Like Chapter 3, Chapter 4 contains many scenes that do not directly relate to the novel’s main story about the relationship between Reuven and Danny. Potok details Reuven’s reaction to Mr. Savo’s surgery, and he emphasizes Billy Merrit’s surgery. The chapter ends with the news that Mr. Savo has to have his eye removed, a revelation that reminds Reuven and us of the presence of suffering, especially undeserved or needless suffering. We pity Mr. Savo and Billy because their injuries are horrible and arose through no fault of their own. Potok intersperses examples of needless, random suffering throughout the novel to reinforce suffering as a fundamental, ever-present aspect of human existence.
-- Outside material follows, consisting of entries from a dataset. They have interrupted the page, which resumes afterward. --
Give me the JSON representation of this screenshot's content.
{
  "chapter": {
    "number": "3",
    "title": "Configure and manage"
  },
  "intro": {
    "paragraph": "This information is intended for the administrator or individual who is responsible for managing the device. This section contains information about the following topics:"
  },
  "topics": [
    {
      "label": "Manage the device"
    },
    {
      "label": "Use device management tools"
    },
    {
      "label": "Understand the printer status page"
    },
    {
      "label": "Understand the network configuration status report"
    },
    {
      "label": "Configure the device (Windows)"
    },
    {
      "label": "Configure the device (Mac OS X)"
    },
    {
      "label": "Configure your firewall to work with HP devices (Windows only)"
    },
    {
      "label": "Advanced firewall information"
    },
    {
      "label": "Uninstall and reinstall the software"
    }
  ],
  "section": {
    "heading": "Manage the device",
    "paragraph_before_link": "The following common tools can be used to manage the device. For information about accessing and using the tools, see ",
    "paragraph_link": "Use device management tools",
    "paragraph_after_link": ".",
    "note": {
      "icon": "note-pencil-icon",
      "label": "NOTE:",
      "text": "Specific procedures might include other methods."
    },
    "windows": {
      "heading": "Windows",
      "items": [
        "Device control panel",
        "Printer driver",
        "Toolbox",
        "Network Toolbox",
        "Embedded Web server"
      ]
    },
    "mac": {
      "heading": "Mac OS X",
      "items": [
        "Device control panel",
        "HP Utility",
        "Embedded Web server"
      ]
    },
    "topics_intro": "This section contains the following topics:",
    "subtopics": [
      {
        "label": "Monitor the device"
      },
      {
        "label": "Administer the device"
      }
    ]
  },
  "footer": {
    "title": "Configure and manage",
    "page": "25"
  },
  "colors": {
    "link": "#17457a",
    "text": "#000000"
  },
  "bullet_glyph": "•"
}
Over the course of Reuven and Danny’s long conversation, we see that the two boys have much in common. They share a ravenous intellectual curiosity, they both study Talmud diligently, they both evidence a deep commitment to and respect for Jewish tradition, they are both taught by David Malter, and they were even born in the same hospital. More important, we see how they complement each other: Danny is interested in science and the humanities, while Reuven’s strength is in mathematics. Danny is delighted to learn that Reuven knows so much about a subject with which he is unfamiliar because he sees that Reuven is an intellectual equal who can teach him about things he cannot learn on his own. Throughout The Chosen, all the characters hunger for knowledge, and Danny’s excitement over Reuven’s ability to teach him foreshadows the mutually beneficial role the boys will play in each other’s life. Each will teach and be taught by the other.
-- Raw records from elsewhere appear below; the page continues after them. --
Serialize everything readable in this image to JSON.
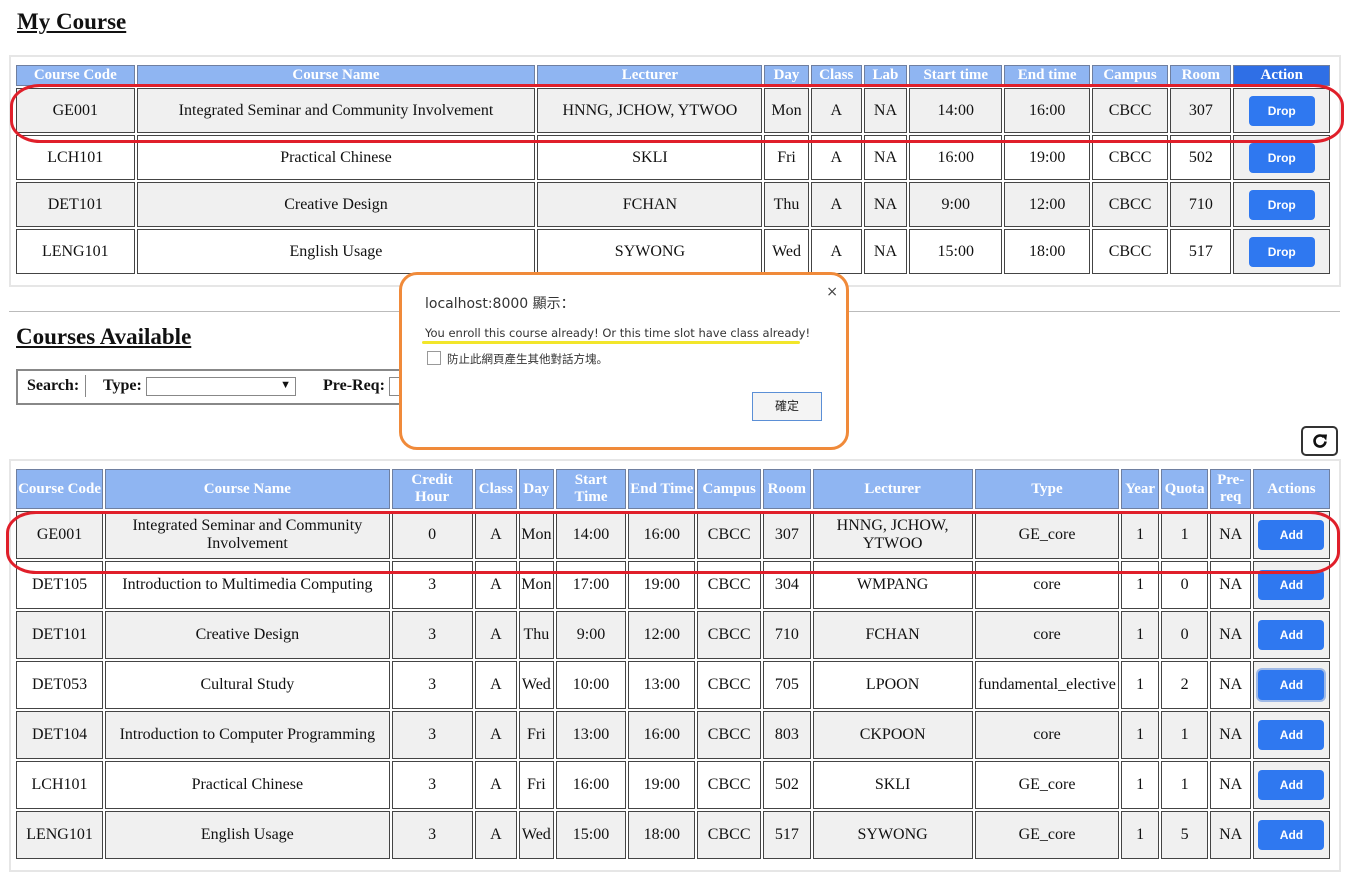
{
  "my_course": {
    "heading": "My Course",
    "headers": [
      "Course Code",
      "Course Name",
      "Lecturer",
      "Day",
      "Class",
      "Lab",
      "Start time",
      "End time",
      "Campus",
      "Room",
      "Action"
    ],
    "rows": [
      {
        "code": "GE001",
        "name": "Integrated Seminar and Community Involvement",
        "lecturer": "HNNG, JCHOW, YTWOO",
        "day": "Mon",
        "class": "A",
        "lab": "NA",
        "start": "14:00",
        "end": "16:00",
        "campus": "CBCC",
        "room": "307",
        "action": "Drop"
      },
      {
        "code": "LCH101",
        "name": "Practical Chinese",
        "lecturer": "SKLI",
        "day": "Fri",
        "class": "A",
        "lab": "NA",
        "start": "16:00",
        "end": "19:00",
        "campus": "CBCC",
        "room": "502",
        "action": "Drop"
      },
      {
        "code": "DET101",
        "name": "Creative Design",
        "lecturer": "FCHAN",
        "day": "Thu",
        "class": "A",
        "lab": "NA",
        "start": "9:00",
        "end": "12:00",
        "campus": "CBCC",
        "room": "710",
        "action": "Drop"
      },
      {
        "code": "LENG101",
        "name": "English Usage",
        "lecturer": "SYWONG",
        "day": "Wed",
        "class": "A",
        "lab": "NA",
        "start": "15:00",
        "end": "18:00",
        "campus": "CBCC",
        "room": "517",
        "action": "Drop"
      }
    ]
  },
  "available": {
    "heading": "Courses Available ",
    "search_label": "Search:",
    "type_label": "Type:",
    "type_value": "",
    "prereq_label": "Pre-Req:",
    "headers": [
      "Course Code",
      "Course Name",
      "Credit Hour",
      "Class",
      "Day",
      "Start Time",
      "End Time",
      "Campus",
      "Room",
      "Lecturer",
      "Type",
      "Year",
      "Quota",
      "Pre-req",
      "Actions"
    ],
    "rows": [
      {
        "code": "GE001",
        "name": "Integrated Seminar and Community Involvement",
        "credit": "0",
        "class": "A",
        "day": "Mon",
        "start": "14:00",
        "end": "16:00",
        "campus": "CBCC",
        "room": "307",
        "lecturer": "HNNG, JCHOW, YTWOO",
        "type": "GE_core",
        "year": "1",
        "quota": "1",
        "prereq": "NA",
        "action": "Add"
      },
      {
        "code": "DET105",
        "name": "Introduction to Multimedia Computing",
        "credit": "3",
        "class": "A",
        "day": "Mon",
        "start": "17:00",
        "end": "19:00",
        "campus": "CBCC",
        "room": "304",
        "lecturer": "WMPANG",
        "type": "core",
        "year": "1",
        "quota": "0",
        "prereq": "NA",
        "action": "Add"
      },
      {
        "code": "DET101",
        "name": "Creative Design",
        "credit": "3",
        "class": "A",
        "day": "Thu",
        "start": "9:00",
        "end": "12:00",
        "campus": "CBCC",
        "room": "710",
        "lecturer": "FCHAN",
        "type": "core",
        "year": "1",
        "quota": "0",
        "prereq": "NA",
        "action": "Add"
      },
      {
        "code": "DET053",
        "name": "Cultural Study",
        "credit": "3",
        "class": "A",
        "day": "Wed",
        "start": "10:00",
        "end": "13:00",
        "campus": "CBCC",
        "room": "705",
        "lecturer": "LPOON",
        "type": "fundamental_elective",
        "year": "1",
        "quota": "2",
        "prereq": "NA",
        "action": "Add"
      },
      {
        "code": "DET104",
        "name": "Introduction to Computer Programming",
        "credit": "3",
        "class": "A",
        "day": "Fri",
        "start": "13:00",
        "end": "16:00",
        "campus": "CBCC",
        "room": "803",
        "lecturer": "CKPOON",
        "type": "core",
        "year": "1",
        "quota": "1",
        "prereq": "NA",
        "action": "Add"
      },
      {
        "code": "LCH101",
        "name": "Practical Chinese",
        "credit": "3",
        "class": "A",
        "day": "Fri",
        "start": "16:00",
        "end": "19:00",
        "campus": "CBCC",
        "room": "502",
        "lecturer": "SKLI",
        "type": "GE_core",
        "year": "1",
        "quota": "1",
        "prereq": "NA",
        "action": "Add"
      },
      {
        "code": "LENG101",
        "name": "English Usage",
        "credit": "3",
        "class": "A",
        "day": "Wed",
        "start": "15:00",
        "end": "18:00",
        "campus": "CBCC",
        "room": "517",
        "lecturer": "SYWONG",
        "type": "GE_core",
        "year": "1",
        "quota": "5",
        "prereq": "NA",
        "action": "Add"
      }
    ]
  },
  "dialog": {
    "title": "localhost:8000 顯示：",
    "message": "You enroll this course already! Or this time slot have class already!",
    "checkbox_label": "防止此網頁產生其他對話方塊。",
    "ok_label": "確定",
    "close_glyph": "×"
  },
  "colors": {
    "header_blue": "#8fb5f2",
    "button_blue": "#2f78f0",
    "highlight_red": "#e01f2a",
    "dialog_orange": "#f08a3a",
    "underline_yellow": "#f2e62a"
  },
  "icons": {
    "refresh": "refresh-icon"
  }
}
The epigraph of Book One of The Chosen is a quotation from Proverbs. It reads, “I was a son to my father. . . . And he taught me and said to me, ‘Let your heart hold fast my words. . . .’” This quotation emphasizes the importance of teaching imparted by a father to a son, and it is in his relationship to his father that Reuven’s situation differs most strikingly from Danny’s. Whereas Reuven’s father speaks to Reuven freely about all subjects, Reb Saunders only teaches Danny about Jewish law and custom. Reb Saunders attempts to restrict his son’s education to Hasidic customs and precepts, reflecting a small-minded and limited worldview in which such topics are the only ones worth learning.
Reb Saunders’s silence seems unusually cruel and inexplicable, and his lack of non-liturgical interaction seems to imply a fundamental distance or coldness in his relationship with Danny. But in this chapter, Potok hints that silence doesn’t always imply coldness and distance when, after Danny reveals his doubts about God’s will and Reuven responds, the two boys “[sit] in silence a long time. It was a warm silence, though, not in the least bit awkward.” This brief passage foreshadows the multifaceted role silence plays later in the novel.
When Reuven says to Danny, “You look like a Hasid, but you don’t sound like one,” he shows that one’s senses can contradict and complement one another, each offering insight into the world that the others lack. Although Reuven’s eye heals completely, his experience in the hospital teaches him how fragile his vision is, both literally (in terms of the injury to his eye) and figuratively (in terms of his misperceptions about Danny). By listening to Danny, Reuven learns aspects of his friend that his eyes could never see.